A drop in real house prices could help maintain a "critical wealth illusion" among Britons, a chief economist has stated.
James Sproule, chief economist for Handelsbanken, said it was important for the eventual economic recovery that consumers had a feeling of wealth, rather than worrying excessively over the cost of living.
Speaking as data came out showing a languishing GDP growth rate for the UK, coupled with warnings from high street retailers and consumer goods companies that prices would rise even further in 2022, Sproule pointed to movements in the housing market as an indicator of how financially healthy Britons might feel.
He said: "The Nationwide House price index for June was up by 0.3 per cent month on month, against a consensus of 0.5 per cent.
"Our expectation remains that house prices will be flat through the end of the year and see a small dip in early 2023.
"This is being driven by overall rental yields responding to the broader rises in gilt yields, as well as the very depressed levels of consumer confidence putting people off moving home."

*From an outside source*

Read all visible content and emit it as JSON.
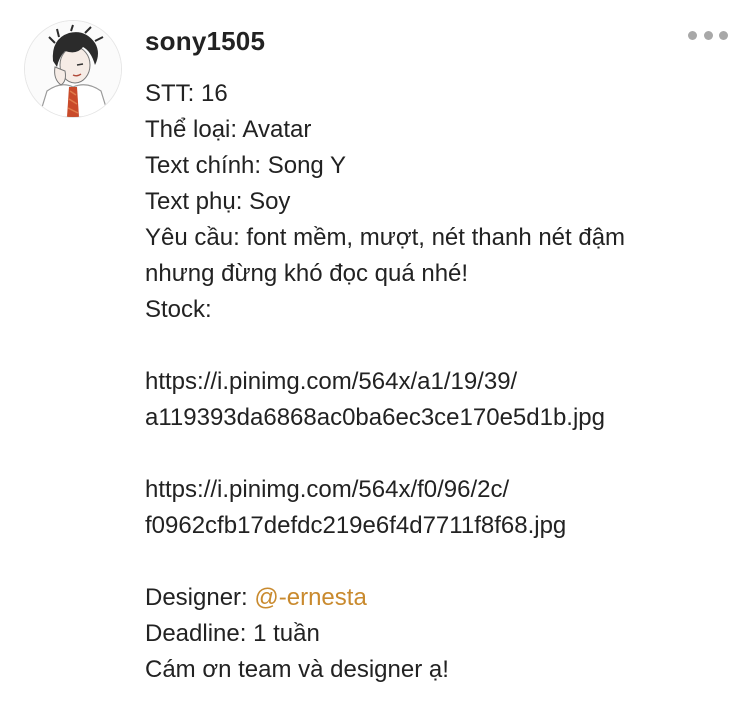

But despite a slight fall in house prices, he said this could help counteract the effect of the dip, leading to consumers feeling more confident.
Sproule explained: "There remains a chance that any decline in overall house prices (we continue to expect particular narrow categories of housing to do better than the average) will be masked by inflation.
"In other words, nominal house prices will languish, while real house prices fall. This could be critical in maintaining a wealth illusion in consumers' eyes and such an illusion could be important to the eventual economic recovery.”
He also said more tax incentives could be on the cards to boost corporate investment, as companies have also reined in their own investment.
According to the figures, business investment in Q1 is now 9.1 per cent below where it was before Covid-19. This is why he believes the chancellor might bring in more tax incentives in the Budget later this year.
Sproule added: "We are expecting the chancellor to consider ways to incentivise business investment in the next Budget (due in the autumn).
"Whether this is through extending his 130 per cent capital allowance (due to expire at the end of March 2023) or some new scheme, remains a question; undoubtedly options are still being considered.
"Nevertheless, we are expecting private sector investment, which has never fully recovered from the pandemic, to see a boost in coming years, although clearly this investment is going to wait until the broader picture of what is happening to the economy becomes a good deal clearer, so post 2022."